• [WHAT YOU NEED TO DO] The number needed is how many lines in these entries contain "arrow"; give it alone.

• [Page and application data records]
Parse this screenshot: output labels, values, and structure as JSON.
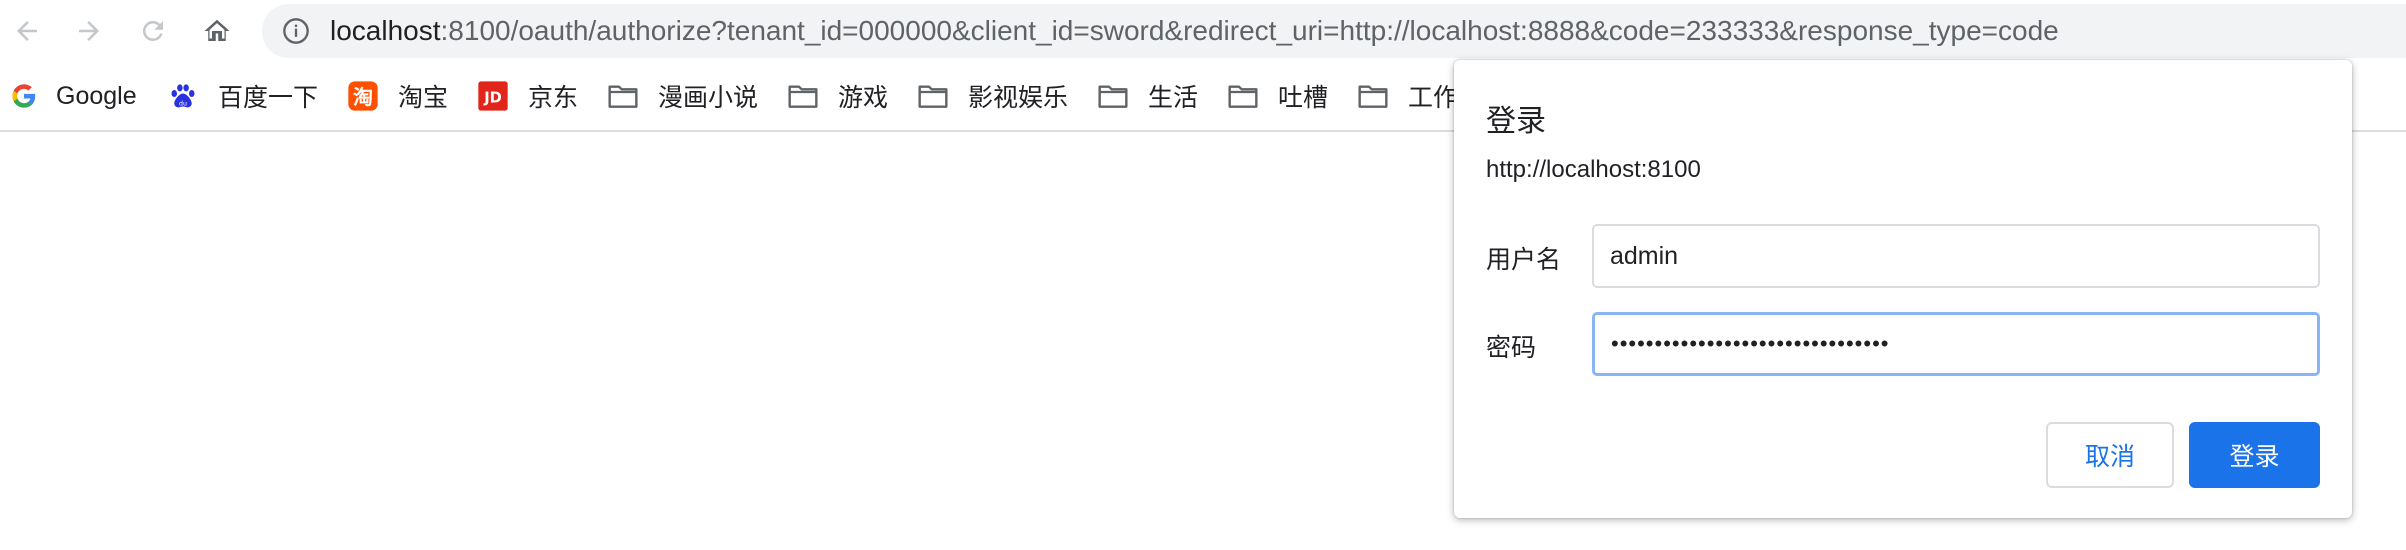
{
  "toolbar": {
    "back_icon": "arrow-left-icon",
    "forward_icon": "arrow-right-icon",
    "reload_icon": "reload-icon",
    "home_icon": "home-icon",
    "info_icon": "info-icon",
    "url_host": "localhost",
    "url_rest": ":8100/oauth/authorize?tenant_id=000000&client_id=sword&redirect_uri=http://localhost:8888&code=233333&response_type=code"
  },
  "bookmarks": [
    {
      "label": "Google",
      "icon": "google-icon"
    },
    {
      "label": "百度一下",
      "icon": "baidu-icon"
    },
    {
      "label": "淘宝",
      "icon": "taobao-icon"
    },
    {
      "label": "京东",
      "icon": "jd-icon"
    },
    {
      "label": "漫画小说",
      "icon": "folder-icon"
    },
    {
      "label": "游戏",
      "icon": "folder-icon"
    },
    {
      "label": "影视娱乐",
      "icon": "folder-icon"
    },
    {
      "label": "生活",
      "icon": "folder-icon"
    },
    {
      "label": "吐槽",
      "icon": "folder-icon"
    },
    {
      "label": "工作",
      "icon": "folder-icon"
    }
  ],
  "dialog": {
    "title": "登录",
    "origin": "http://localhost:8100",
    "username_label": "用户名",
    "username_value": "admin",
    "password_label": "密码",
    "password_value": "••••••••••••••••••••••••••••••••",
    "cancel_label": "取消",
    "submit_label": "登录"
  },
  "colors": {
    "accent": "#1a73e8",
    "focus_ring": "#8ab4f8",
    "omnibox_bg": "#f1f3f4"
  }
}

• [THE ANSWER] 2